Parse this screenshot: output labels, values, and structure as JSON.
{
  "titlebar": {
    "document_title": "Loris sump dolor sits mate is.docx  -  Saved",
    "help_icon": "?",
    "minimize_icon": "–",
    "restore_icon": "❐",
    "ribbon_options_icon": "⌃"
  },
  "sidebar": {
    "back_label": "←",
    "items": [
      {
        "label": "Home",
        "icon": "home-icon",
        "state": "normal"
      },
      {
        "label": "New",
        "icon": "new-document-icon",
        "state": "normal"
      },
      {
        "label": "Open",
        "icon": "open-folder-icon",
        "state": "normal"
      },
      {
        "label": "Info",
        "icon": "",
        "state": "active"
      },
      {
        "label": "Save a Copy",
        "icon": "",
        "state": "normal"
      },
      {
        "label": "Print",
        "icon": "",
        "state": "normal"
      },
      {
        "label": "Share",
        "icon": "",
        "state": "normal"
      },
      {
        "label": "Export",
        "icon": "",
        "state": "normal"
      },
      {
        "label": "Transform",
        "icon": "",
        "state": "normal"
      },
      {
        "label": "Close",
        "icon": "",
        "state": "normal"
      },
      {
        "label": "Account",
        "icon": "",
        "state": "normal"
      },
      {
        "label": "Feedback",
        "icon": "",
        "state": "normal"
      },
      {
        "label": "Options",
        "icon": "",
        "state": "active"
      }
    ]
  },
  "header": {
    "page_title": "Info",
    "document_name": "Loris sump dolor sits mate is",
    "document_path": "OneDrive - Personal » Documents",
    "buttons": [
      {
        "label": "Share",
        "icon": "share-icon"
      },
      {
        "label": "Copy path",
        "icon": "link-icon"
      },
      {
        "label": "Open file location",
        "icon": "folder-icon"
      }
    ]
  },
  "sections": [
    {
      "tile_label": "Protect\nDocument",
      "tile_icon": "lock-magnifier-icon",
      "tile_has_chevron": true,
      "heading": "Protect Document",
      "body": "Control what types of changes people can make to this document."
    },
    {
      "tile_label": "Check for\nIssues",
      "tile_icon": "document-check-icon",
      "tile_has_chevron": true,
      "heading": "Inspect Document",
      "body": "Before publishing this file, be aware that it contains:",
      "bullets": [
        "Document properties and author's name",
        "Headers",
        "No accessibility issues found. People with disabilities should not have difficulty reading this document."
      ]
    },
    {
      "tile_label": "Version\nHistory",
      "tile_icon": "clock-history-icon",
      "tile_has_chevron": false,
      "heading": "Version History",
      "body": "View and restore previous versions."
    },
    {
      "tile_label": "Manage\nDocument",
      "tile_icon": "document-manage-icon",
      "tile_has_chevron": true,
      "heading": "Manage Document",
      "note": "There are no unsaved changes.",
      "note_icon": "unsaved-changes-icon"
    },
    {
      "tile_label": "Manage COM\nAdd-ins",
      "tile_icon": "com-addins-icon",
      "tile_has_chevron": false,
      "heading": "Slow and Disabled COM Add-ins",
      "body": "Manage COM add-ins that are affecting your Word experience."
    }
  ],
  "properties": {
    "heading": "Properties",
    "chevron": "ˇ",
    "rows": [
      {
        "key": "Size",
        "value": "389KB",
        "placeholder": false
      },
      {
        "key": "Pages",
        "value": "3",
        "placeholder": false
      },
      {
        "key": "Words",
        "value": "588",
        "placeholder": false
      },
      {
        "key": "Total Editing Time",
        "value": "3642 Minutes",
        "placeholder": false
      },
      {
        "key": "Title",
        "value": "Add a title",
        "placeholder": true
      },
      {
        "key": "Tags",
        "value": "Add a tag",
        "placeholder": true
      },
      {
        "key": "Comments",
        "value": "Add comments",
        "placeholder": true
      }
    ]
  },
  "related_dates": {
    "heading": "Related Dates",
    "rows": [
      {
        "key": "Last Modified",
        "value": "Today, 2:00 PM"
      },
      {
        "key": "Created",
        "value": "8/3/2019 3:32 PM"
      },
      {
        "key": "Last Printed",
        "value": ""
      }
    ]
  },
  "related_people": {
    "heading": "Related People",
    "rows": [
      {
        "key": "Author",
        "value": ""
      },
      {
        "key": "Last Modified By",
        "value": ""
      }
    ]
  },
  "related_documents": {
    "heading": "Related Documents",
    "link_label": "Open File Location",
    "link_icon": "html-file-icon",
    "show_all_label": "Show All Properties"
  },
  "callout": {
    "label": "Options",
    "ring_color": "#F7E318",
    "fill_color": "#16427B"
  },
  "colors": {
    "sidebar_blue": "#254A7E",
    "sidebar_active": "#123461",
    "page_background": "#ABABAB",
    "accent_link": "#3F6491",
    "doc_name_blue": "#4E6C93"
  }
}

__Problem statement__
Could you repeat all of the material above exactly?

__Result__
Parse this screenshot: output labels, values, and structure as JSON.
{
  "titlebar": {
    "document_title": "Loris sump dolor sits mate is.docx  -  Saved",
    "help_icon": "?",
    "minimize_icon": "–",
    "restore_icon": "❐",
    "ribbon_options_icon": "⌃"
  },
  "sidebar": {
    "back_label": "←",
    "items": [
      {
        "label": "Home",
        "icon": "home-icon",
        "state": "normal"
      },
      {
        "label": "New",
        "icon": "new-document-icon",
        "state": "normal"
      },
      {
        "label": "Open",
        "icon": "open-folder-icon",
        "state": "normal"
      },
      {
        "label": "Info",
        "icon": "",
        "state": "active"
      },
      {
        "label": "Save a Copy",
        "icon": "",
        "state": "normal"
      },
      {
        "label": "Print",
        "icon": "",
        "state": "normal"
      },
      {
        "label": "Share",
        "icon": "",
        "state": "normal"
      },
      {
        "label": "Export",
        "icon": "",
        "state": "normal"
      },
      {
        "label": "Transform",
        "icon": "",
        "state": "normal"
      },
      {
        "label": "Close",
        "icon": "",
        "state": "normal"
      },
      {
        "label": "Account",
        "icon": "",
        "state": "normal"
      },
      {
        "label": "Feedback",
        "icon": "",
        "state": "normal"
      },
      {
        "label": "Options",
        "icon": "",
        "state": "active"
      }
    ]
  },
  "header": {
    "page_title": "Info",
    "document_name": "Loris sump dolor sits mate is",
    "document_path": "OneDrive - Personal » Documents",
    "buttons": [
      {
        "label": "Share",
        "icon": "share-icon"
      },
      {
        "label": "Copy path",
        "icon": "link-icon"
      },
      {
        "label": "Open file location",
        "icon": "folder-icon"
      }
    ]
  },
  "sections": [
    {
      "tile_label": "Protect\nDocument",
      "tile_icon": "lock-magnifier-icon",
      "tile_has_chevron": true,
      "heading": "Protect Document",
      "body": "Control what types of changes people can make to this document."
    },
    {
      "tile_label": "Check for\nIssues",
      "tile_icon": "document-check-icon",
      "tile_has_chevron": true,
      "heading": "Inspect Document",
      "body": "Before publishing this file, be aware that it contains:",
      "bullets": [
        "Document properties and author's name",
        "Headers",
        "No accessibility issues found. People with disabilities should not have difficulty reading this document."
      ]
    },
    {
      "tile_label": "Version\nHistory",
      "tile_icon": "clock-history-icon",
      "tile_has_chevron": false,
      "heading": "Version History",
      "body": "View and restore previous versions."
    },
    {
      "tile_label": "Manage\nDocument",
      "tile_icon": "document-manage-icon",
      "tile_has_chevron": true,
      "heading": "Manage Document",
      "note": "There are no unsaved changes.",
      "note_icon": "unsaved-changes-icon"
    },
    {
      "tile_label": "Manage COM\nAdd-ins",
      "tile_icon": "com-addins-icon",
      "tile_has_chevron": false,
      "heading": "Slow and Disabled COM Add-ins",
      "body": "Manage COM add-ins that are affecting your Word experience."
    }
  ],
  "properties": {
    "heading": "Properties",
    "chevron": "ˇ",
    "rows": [
      {
        "key": "Size",
        "value": "389KB",
        "placeholder": false
      },
      {
        "key": "Pages",
        "value": "3",
        "placeholder": false
      },
      {
        "key": "Words",
        "value": "588",
        "placeholder": false
      },
      {
        "key": "Total Editing Time",
        "value": "3642 Minutes",
        "placeholder": false
      },
      {
        "key": "Title",
        "value": "Add a title",
        "placeholder": true
      },
      {
        "key": "Tags",
        "value": "Add a tag",
        "placeholder": true
      },
      {
        "key": "Comments",
        "value": "Add comments",
        "placeholder": true
      }
    ]
  },
  "related_dates": {
    "heading": "Related Dates",
    "rows": [
      {
        "key": "Last Modified",
        "value": "Today, 2:00 PM"
      },
      {
        "key": "Created",
        "value": "8/3/2019 3:32 PM"
      },
      {
        "key": "Last Printed",
        "value": ""
      }
    ]
  },
  "related_people": {
    "heading": "Related People",
    "rows": [
      {
        "key": "Author",
        "value": ""
      },
      {
        "key": "Last Modified By",
        "value": ""
      }
    ]
  },
  "related_documents": {
    "heading": "Related Documents",
    "link_label": "Open File Location",
    "link_icon": "html-file-icon",
    "show_all_label": "Show All Properties"
  },
  "callout": {
    "label": "Options",
    "ring_color": "#F7E318",
    "fill_color": "#16427B"
  },
  "colors": {
    "sidebar_blue": "#254A7E",
    "sidebar_active": "#123461",
    "page_background": "#ABABAB",
    "accent_link": "#3F6491",
    "doc_name_blue": "#4E6C93"
  }
}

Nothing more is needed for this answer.